What is being asked
Could you show all lines in the entries below that contain the string "JSON"?

── Raw data

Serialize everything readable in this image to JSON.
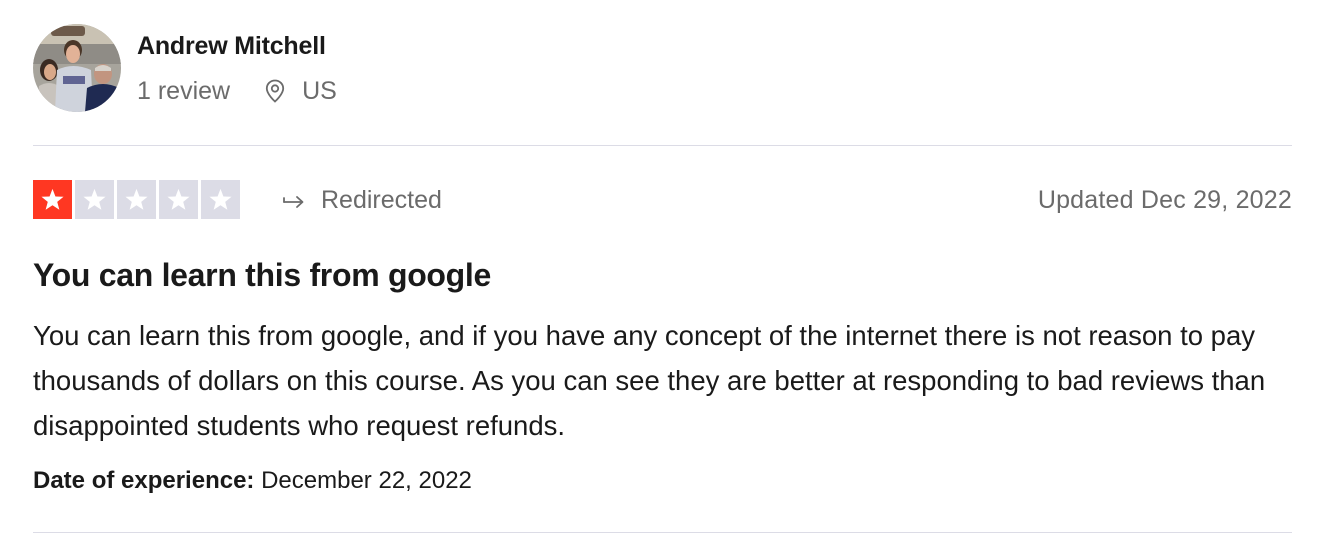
{
  "consumer": {
    "name": "Andrew Mitchell",
    "reviews": "1 review",
    "country": "US",
    "avatar_icon": "user-photo-avatar",
    "location_icon": "location-pin-icon"
  },
  "review": {
    "rating": 1,
    "rating_max": 5,
    "star_color": "#ff3722",
    "star_empty_color": "#dcdce6",
    "status_icon": "redirect-arrow-icon",
    "status_label": "Redirected",
    "updated": "Updated Dec 29, 2022",
    "title": "You can learn this from google",
    "body": "You can learn this from google, and if you have any concept of the internet there is not reason to pay thousands of dollars on this course. As you can see they are better at responding to bad reviews than disappointed students who request refunds.",
    "experience_label": "Date of experience:",
    "experience_date": "December 22, 2022"
  }
}
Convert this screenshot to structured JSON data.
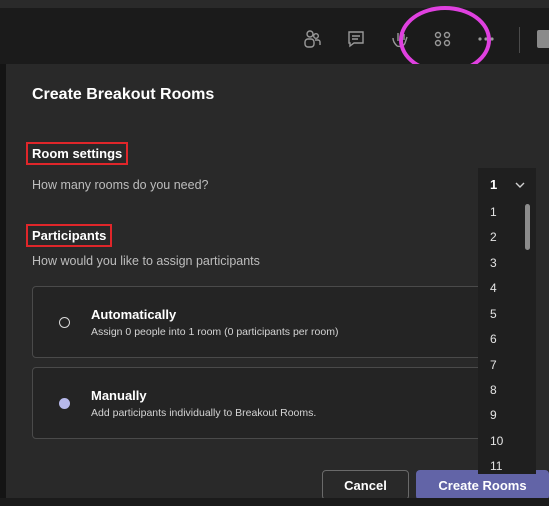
{
  "toolbar": {
    "icons": [
      "participants-icon",
      "chat-icon",
      "raise-hand-icon",
      "breakout-rooms-icon",
      "more-icon",
      "camera-icon"
    ]
  },
  "dialog": {
    "title": "Create Breakout Rooms",
    "room_settings": {
      "heading": "Room settings",
      "question": "How many rooms do you need?"
    },
    "participants": {
      "heading": "Participants",
      "question": "How would you like to assign participants"
    },
    "options": [
      {
        "title": "Automatically",
        "description": "Assign 0 people into 1 room (0 participants per room)",
        "selected": false
      },
      {
        "title": "Manually",
        "description": "Add participants individually to Breakout Rooms.",
        "selected": true
      }
    ],
    "buttons": {
      "cancel": "Cancel",
      "create": "Create Rooms"
    }
  },
  "room_count_dropdown": {
    "selected": "1",
    "options": [
      "1",
      "2",
      "3",
      "4",
      "5",
      "6",
      "7",
      "8",
      "9",
      "10",
      "11"
    ]
  },
  "colors": {
    "accent": "#6264a7",
    "annotation_ring": "#e040e0",
    "annotation_box": "#e0262a"
  }
}
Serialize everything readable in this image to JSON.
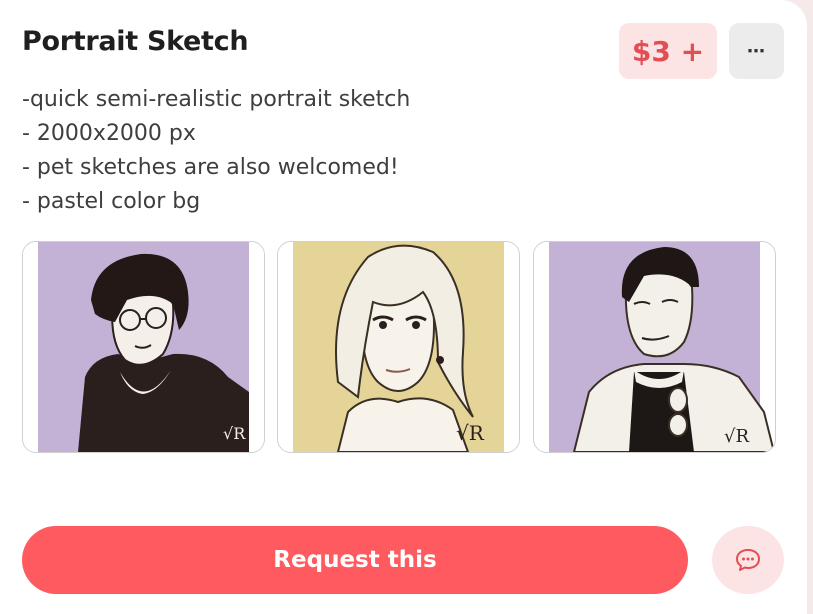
{
  "card": {
    "title": "Portrait Sketch",
    "price_label": "$3 +",
    "more_label": "⋯",
    "description": [
      "-quick semi-realistic portrait sketch",
      "- 2000x2000 px",
      "- pet sketches are also welcomed!",
      "- pastel color bg"
    ],
    "request_label": "Request this"
  },
  "colors": {
    "accent": "#ff5a5f",
    "price_text": "#e14f55",
    "price_bg": "#fde4e4",
    "thumb_bg_purple": "#c3b1d6",
    "thumb_bg_yellow": "#e5d498"
  },
  "icons": {
    "more": "ellipsis-icon",
    "chat": "chat-bubble-icon"
  }
}
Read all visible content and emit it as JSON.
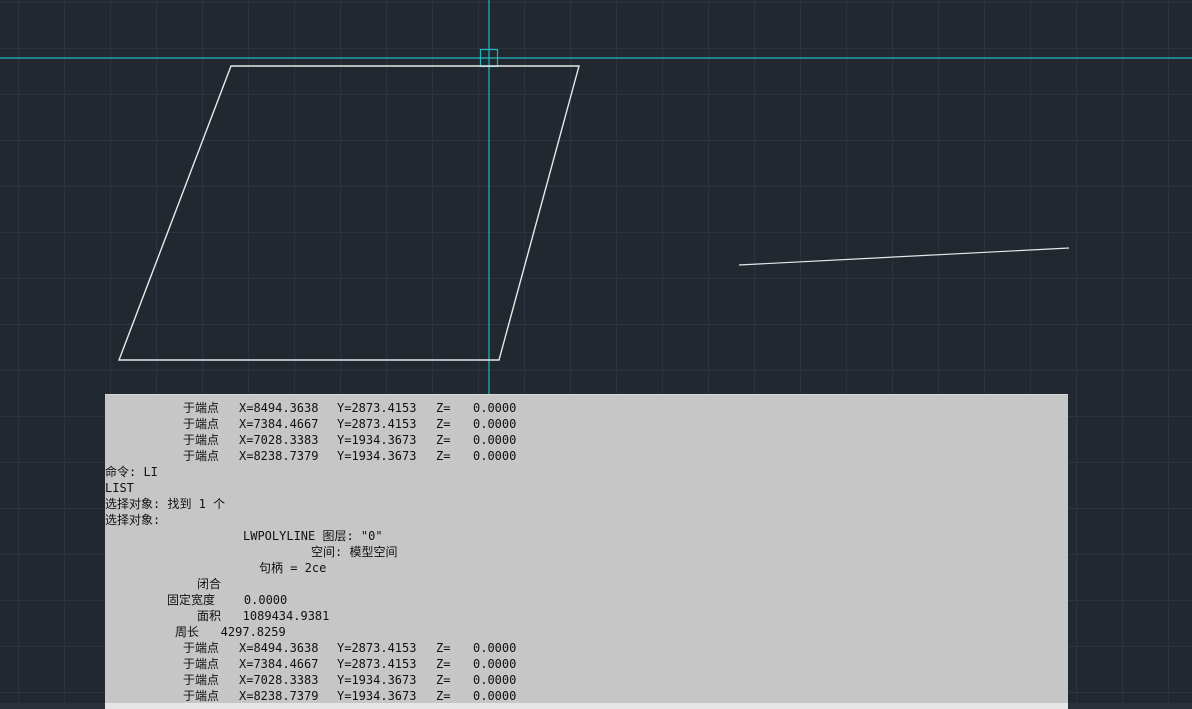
{
  "text_window": {
    "top_vertices": [
      {
        "label": "于端点",
        "x": "X=8494.3638",
        "y": "Y=2873.4153",
        "z": "Z=",
        "zval": "0.0000"
      },
      {
        "label": "于端点",
        "x": "X=7384.4667",
        "y": "Y=2873.4153",
        "z": "Z=",
        "zval": "0.0000"
      },
      {
        "label": "于端点",
        "x": "X=7028.3383",
        "y": "Y=1934.3673",
        "z": "Z=",
        "zval": "0.0000"
      },
      {
        "label": "于端点",
        "x": "X=8238.7379",
        "y": "Y=1934.3673",
        "z": "Z=",
        "zval": "0.0000"
      }
    ],
    "command_line": "命令: LI",
    "list_line": "LIST",
    "select_found": "选择对象: 找到 1 个",
    "select_prompt": "选择对象:",
    "entity_line": "LWPOLYLINE 图层: \"0\"",
    "space_line": "空间: 模型空间",
    "handle_line": "句柄 = 2ce",
    "closed_line": "闭合",
    "width_line": "固定宽度    0.0000",
    "area_line": "面积   1089434.9381",
    "perimeter_line": "周长   4297.8259",
    "bottom_vertices": [
      {
        "label": "于端点",
        "x": "X=8494.3638",
        "y": "Y=2873.4153",
        "z": "Z=",
        "zval": "0.0000"
      },
      {
        "label": "于端点",
        "x": "X=7384.4667",
        "y": "Y=2873.4153",
        "z": "Z=",
        "zval": "0.0000"
      },
      {
        "label": "于端点",
        "x": "X=7028.3383",
        "y": "Y=1934.3673",
        "z": "Z=",
        "zval": "0.0000"
      },
      {
        "label": "于端点",
        "x": "X=8238.7379",
        "y": "Y=1934.3673",
        "z": "Z=",
        "zval": "0.0000"
      }
    ]
  },
  "colors": {
    "background": "#212830",
    "grid": "#2b3340",
    "crosshair": "#22b8bf",
    "geometry": "#e8e8e8",
    "text_window_bg": "#c6c6c6"
  }
}
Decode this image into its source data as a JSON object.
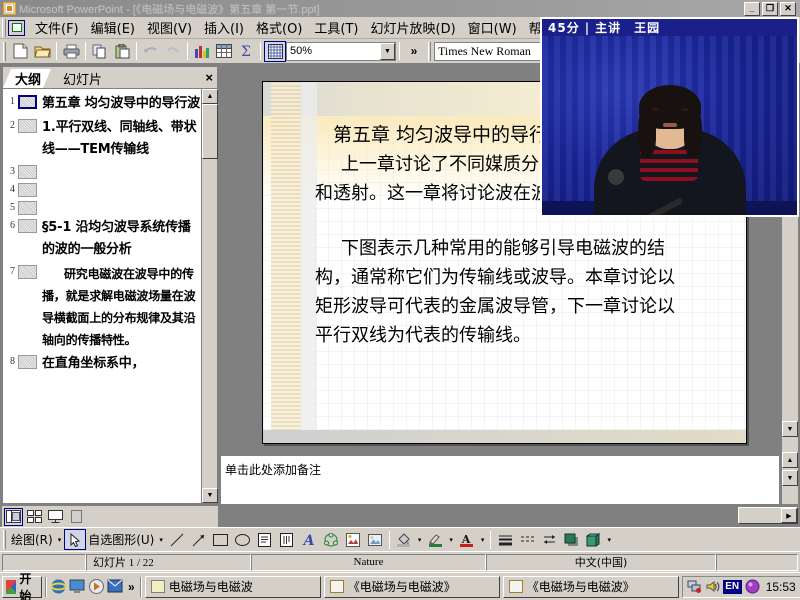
{
  "window": {
    "title": "Microsoft PowerPoint - [《电磁场与电磁波》第五章 第一节.ppt]",
    "minimize_label": "_",
    "restore_label": "❐",
    "close_label": "✕"
  },
  "menubar": {
    "items": [
      {
        "label": "文件(F)",
        "name": "menu-file"
      },
      {
        "label": "编辑(E)",
        "name": "menu-edit"
      },
      {
        "label": "视图(V)",
        "name": "menu-view"
      },
      {
        "label": "插入(I)",
        "name": "menu-insert"
      },
      {
        "label": "格式(O)",
        "name": "menu-format"
      },
      {
        "label": "工具(T)",
        "name": "menu-tools"
      },
      {
        "label": "幻灯片放映(D)",
        "name": "menu-slideshow"
      },
      {
        "label": "窗口(W)",
        "name": "menu-window"
      },
      {
        "label": "帮助(H)",
        "name": "menu-help"
      }
    ]
  },
  "toolbar": {
    "zoom_value": "50%",
    "font_value": "Times New Roman",
    "overflow_label": "»",
    "dropdown_arrow": "▼",
    "buttons": [
      {
        "name": "new-document-icon",
        "title": "新建"
      },
      {
        "name": "open-folder-icon",
        "title": "打开"
      },
      {
        "name": "print-icon",
        "title": "打印"
      },
      {
        "name": "copy-icon",
        "title": "复制"
      },
      {
        "name": "paste-icon",
        "title": "粘贴"
      },
      {
        "name": "undo-icon",
        "title": "撤消"
      },
      {
        "name": "redo-icon",
        "title": "恢复"
      },
      {
        "name": "chart-icon",
        "title": "图表"
      },
      {
        "name": "table-icon",
        "title": "表格"
      },
      {
        "name": "sum-icon",
        "title": "求和"
      },
      {
        "name": "grid-icon",
        "title": "网格"
      }
    ]
  },
  "outline_pane": {
    "tabs": [
      {
        "label": "大纲",
        "name": "tab-outline",
        "active": true
      },
      {
        "label": "幻灯片",
        "name": "tab-slides",
        "active": false
      }
    ],
    "close_label": "×",
    "items": [
      {
        "num": "1",
        "text": "第五章  均匀波导中的导行波",
        "selected": true,
        "level": 1
      },
      {
        "num": "2",
        "text": "1.平行双线、同轴线、带状线——TEM传输线",
        "selected": false,
        "level": 1
      },
      {
        "num": "3",
        "text": "",
        "selected": false,
        "level": 1
      },
      {
        "num": "4",
        "text": "",
        "selected": false,
        "level": 1
      },
      {
        "num": "5",
        "text": "",
        "selected": false,
        "level": 1
      },
      {
        "num": "6",
        "text": "§5-1  沿均匀波导系统传播的波的一般分析",
        "selected": false,
        "level": 1
      },
      {
        "num": "7",
        "text": "研究电磁波在波导中的传播，就是求解电磁波场量在波导横截面上的分布规律及其沿轴向的传播特性。",
        "selected": false,
        "level": 2
      },
      {
        "num": "8",
        "text": "在直角坐标系中，",
        "selected": false,
        "level": 1
      }
    ],
    "scroll_up": "▲",
    "scroll_down": "▼"
  },
  "view_buttons": [
    {
      "name": "view-normal",
      "label": "普通视图",
      "active": true
    },
    {
      "name": "view-slide-sorter",
      "label": "幻灯片浏览视图",
      "active": false
    },
    {
      "name": "view-slide-show",
      "label": "幻灯片放映",
      "active": false
    },
    {
      "name": "view-extra",
      "label": "",
      "active": false
    }
  ],
  "slide": {
    "title": "第五章  均匀波导中的导行波",
    "paragraphs": [
      "上一章讨论了不同媒质分界面上波的反射",
      "和透射。这一章将讨论波在波导中的传播。"
    ],
    "paragraphs2": [
      "下图表示几种常用的能够引导电磁波的结",
      "构，通常称它们为传输线或波导。本章讨论以",
      "矩形波导可代表的金属波导管，下一章讨论以",
      "平行双线为代表的传输线。"
    ]
  },
  "video_overlay": {
    "duration": "45分",
    "separator": "|",
    "role": "主讲",
    "speaker": "王园"
  },
  "notes": {
    "placeholder": "单击此处添加备注"
  },
  "slide_scroll": {
    "down_arrow": "▼",
    "prev_slide": "▲",
    "next_slide": "▼"
  },
  "drawing_toolbar": {
    "draw_label": "绘图(R)",
    "autoshapes_label": "自选图形(U)",
    "arrow": "▾",
    "buttons": [
      {
        "name": "select-arrow-icon"
      },
      {
        "name": "line-icon"
      },
      {
        "name": "arrow-icon"
      },
      {
        "name": "rectangle-icon"
      },
      {
        "name": "oval-icon"
      },
      {
        "name": "text-box-icon"
      },
      {
        "name": "vertical-text-box-icon"
      },
      {
        "name": "wordart-icon"
      },
      {
        "name": "diagram-icon"
      },
      {
        "name": "clip-art-icon"
      },
      {
        "name": "insert-picture-icon"
      },
      {
        "name": "fill-color-icon"
      },
      {
        "name": "line-color-icon"
      },
      {
        "name": "font-color-icon"
      },
      {
        "name": "line-style-icon"
      },
      {
        "name": "dash-style-icon"
      },
      {
        "name": "arrow-style-icon"
      },
      {
        "name": "shadow-style-icon"
      },
      {
        "name": "3d-style-icon"
      }
    ]
  },
  "statusbar": {
    "slide_counter": "幻灯片 1 / 22",
    "design_template": "Nature",
    "language": "中文(中国)"
  },
  "taskbar": {
    "start_label": "开始",
    "quick_launch": [
      {
        "name": "internet-explorer-icon"
      },
      {
        "name": "show-desktop-icon"
      },
      {
        "name": "media-player-icon"
      },
      {
        "name": "outlook-icon"
      }
    ],
    "overflow": "»",
    "tasks": [
      {
        "label": "电磁场与电磁波",
        "icon": "folder-icon",
        "name": "taskbar-item-folder"
      },
      {
        "label": "《电磁场与电磁波》",
        "icon": "powerpoint-icon",
        "name": "taskbar-item-ppt-1"
      },
      {
        "label": "《电磁场与电磁波》",
        "icon": "powerpoint-icon",
        "name": "taskbar-item-ppt-2"
      }
    ],
    "tray": [
      {
        "name": "network-icon"
      },
      {
        "name": "volume-icon"
      }
    ],
    "input_language": "EN",
    "clock": "15:53"
  },
  "colors": {
    "window_face": "#d4d0c8",
    "title_inactive": "#9a9a9a",
    "accent_navy": "#000080",
    "video_blue": "#1a259a",
    "slide_parchment": "#f3ecd2"
  }
}
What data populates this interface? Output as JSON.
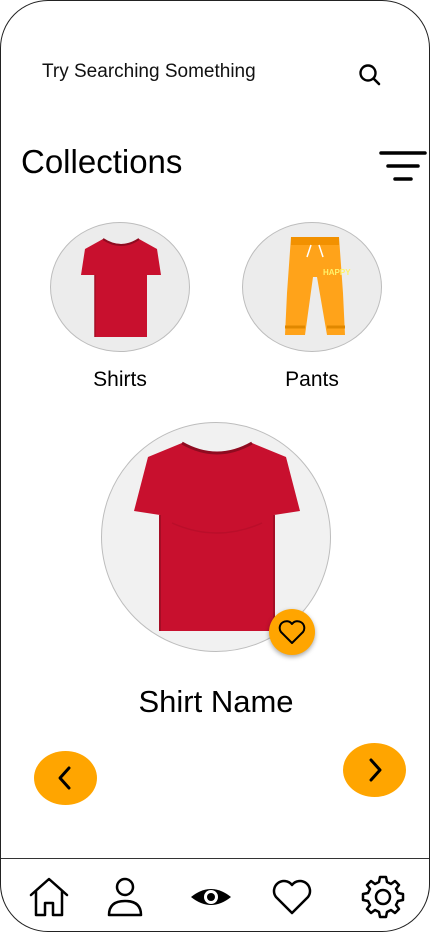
{
  "search": {
    "placeholder_text": "Try Searching Something",
    "icon": "search-icon"
  },
  "collections": {
    "title": "Collections",
    "filter_icon": "filter-icon",
    "categories": [
      {
        "label": "Shirts",
        "image": "red-tshirt"
      },
      {
        "label": "Pants",
        "image": "orange-sweatpants"
      }
    ]
  },
  "featured": {
    "product_name": "Shirt Name",
    "image": "red-tshirt",
    "favorite_icon": "heart-icon",
    "prev_icon": "chevron-left-icon",
    "next_icon": "chevron-right-icon"
  },
  "bottom_nav": {
    "items": [
      {
        "icon": "home-icon"
      },
      {
        "icon": "user-icon"
      },
      {
        "icon": "eye-icon",
        "active": true
      },
      {
        "icon": "heart-icon"
      },
      {
        "icon": "gear-icon"
      }
    ]
  },
  "colors": {
    "accent": "#ffa500",
    "shirt": "#c8102e",
    "pants": "#ffa31a"
  }
}
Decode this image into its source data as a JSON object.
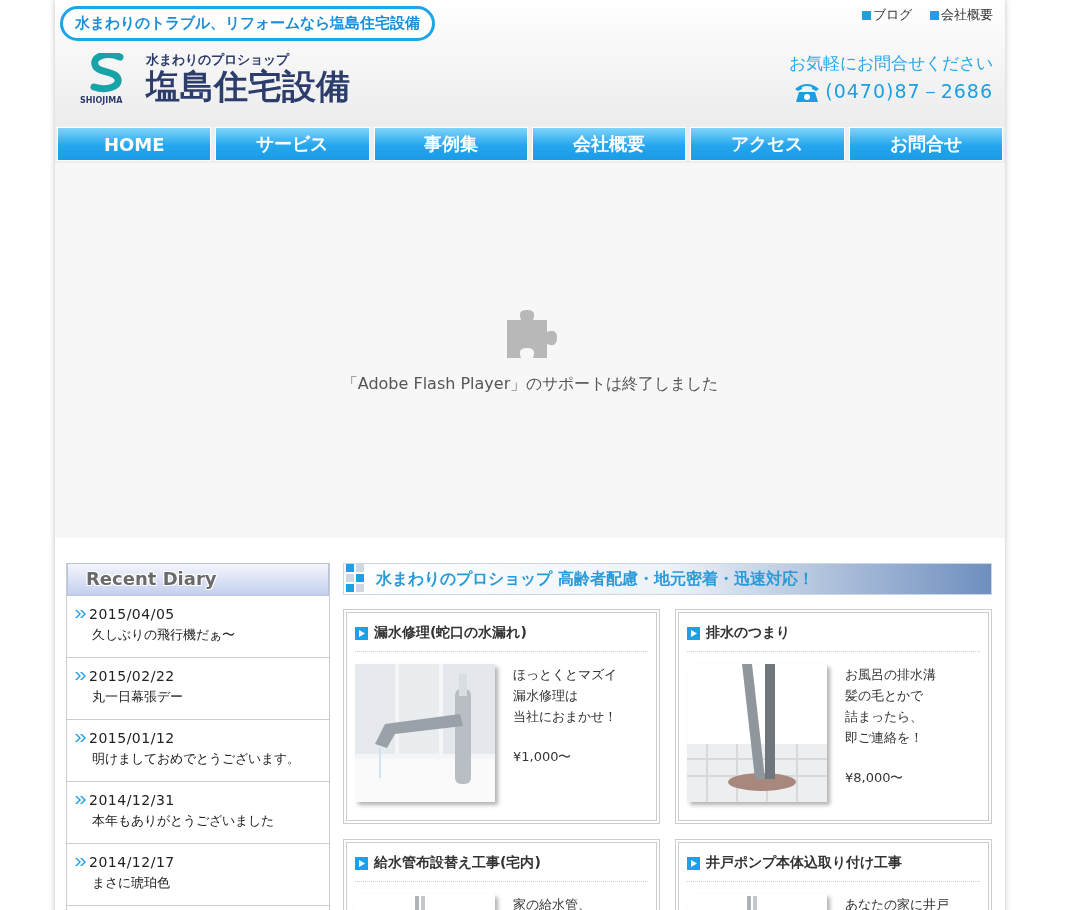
{
  "header": {
    "tagline": "水まわりのトラブル、リフォームなら塩島住宅設備",
    "logo": {
      "sub": "水まわりのプロショップ",
      "name": "塩島住宅設備",
      "roman": "SHIOJIMA"
    },
    "top_links": [
      "ブログ",
      "会社概要"
    ],
    "contact": {
      "prompt": "お気軽にお問合せください",
      "phone": "(0470)87－2686"
    }
  },
  "nav": [
    "HOME",
    "サービス",
    "事例集",
    "会社概要",
    "アクセス",
    "お問合せ"
  ],
  "flash": {
    "message": "「Adobe Flash Player」のサポートは終了しました"
  },
  "sidebar": {
    "title": "Recent Diary",
    "entries": [
      {
        "date": "2015/04/05",
        "title": "久しぶりの飛行機だぁ〜"
      },
      {
        "date": "2015/02/22",
        "title": "丸一日幕張デー"
      },
      {
        "date": "2015/01/12",
        "title": "明けましておめでとうございます。"
      },
      {
        "date": "2014/12/31",
        "title": "本年もありがとうございました"
      },
      {
        "date": "2014/12/17",
        "title": "まさに琥珀色"
      }
    ]
  },
  "banner": {
    "text": "水まわりのプロショップ 高齢者配慮・地元密着・迅速対応！"
  },
  "services": [
    {
      "title": "漏水修理(蛇口の水漏れ)",
      "lines": [
        "ほっとくとマズイ",
        "漏水修理は",
        "当社におまかせ！"
      ],
      "price": "¥1,000〜"
    },
    {
      "title": "排水のつまり",
      "lines": [
        "お風呂の排水溝",
        "髪の毛とかで",
        "詰まったら、",
        "即ご連絡を！"
      ],
      "price": "¥8,000〜"
    },
    {
      "title": "給水管布設替え工事(宅内)",
      "lines": [
        "家の給水管、"
      ]
    },
    {
      "title": "井戸ポンプ本体込取り付け工事",
      "lines": [
        "あなたの家に井戸"
      ]
    }
  ]
}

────

Task response
Serialize everything readable in this image to JSON.
Convert this screenshot to structured JSON data.
Serialize everything readable in this image to JSON.
Read all visible content and emit it as JSON.
Decode this image into its source data as a JSON object.
What data populates this interface? Output as JSON.
Decode this image into its source data as a JSON object.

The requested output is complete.